Skip to content

The antivax, a real sect

The behavior of followers of conspiracy theories around COVID-19 vaccines resembles that of cult members.

When I was president of the Office des professions du Québec, we carried out an analysis of different approaches to personal development as part of a large study on alternative medicine.

One of the people consulted was an expert on the issue of sects. He had described some constant elements in their approaches to recruit new members:

  • Instill a feeling of uncertainty and doubt about everything in their life.
  • Make believe that they are going to share secrets that others cannot understand but which will help them.
  • Convince recruits that they can’t even trust their families.

Above all, he warned us that anyone vulnerable could fall into this. It was not a question of education or intelligence.

  • Listen to Thomas Mulcair and Jean-François Lisée at the microphone of Richard Martineau on QUB radio:

Deny the obvious obviousness

This study came back to my mind this week when I wrote a column for the website of an English-speaking TV network where I collaborate, and which dealt with antivax.
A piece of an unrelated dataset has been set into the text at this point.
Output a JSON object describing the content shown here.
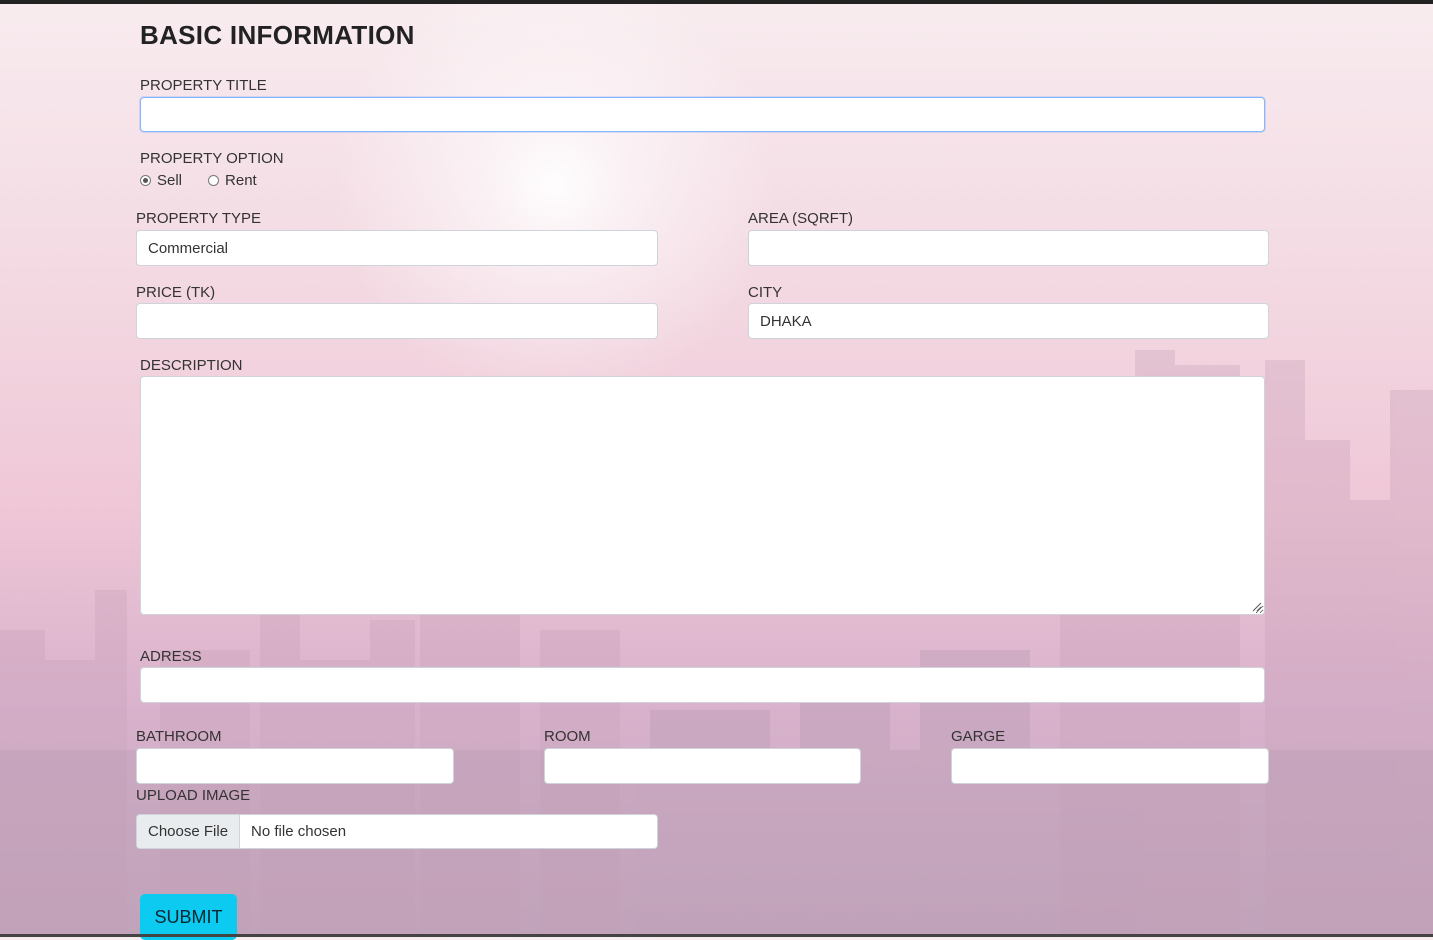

Reading the answers I received made me think of this description of the behavior of sects towards their flock.

Faced with information – objective and unavoidable – that the unvaccinated occupy a disproportionate number of beds in hospitals, devoted to the cult of antivax have a ready-made answer. They question the official figures and they invent their own. (They “did their research”.)

They ask me how much I was paid by “Big Pharma” (the big pharmaceutical companies). They talk about Nuremberg …

It is a veritable kaleidoscope of alternate truths, supported by nothing, but delivered with a convinced and alarmist tone. They know. Everyone else (of course, me included) are fooled and part of a vast government and industry conspiracy.

A colleague I work with on the English side experienced exactly the same thing this week when she wrote an analysis on the irresponsibility of the unvaccinated. The antivax didn’t mean to laugh and she was treated to threatening emails.


Mr. Legault said two very clear things this week. There is no question of restricting access to care for the unvaccinated. And no one with a medical reason not to be vaccinated will be penalized.

You had to read the “experts” comment on Legault’s idea of ​​charging the unvaccinated. We were jostling to say that the Quebec proposal limited access to hospitals, while Legault had said exactly the opposite. Fake news is not the preserve of conspirators!

Legault enjoys the support of the public, and the antivax know it. They also know that their sect is losing tens of thousands of worshipers who are now lining up for their first dose.


If Mr. Legault wants to throw off some critics, he should do two things.

First, change your “penalty” to a “bonus”. Instead of taxing or fining the unvaccinated, it should give a tax credit to the vaccinated.

Second, make a major effort to reach out to communities and neighborhoods with the lowest vaccination rates. Make an active offer, reach out to people and improve ease of access.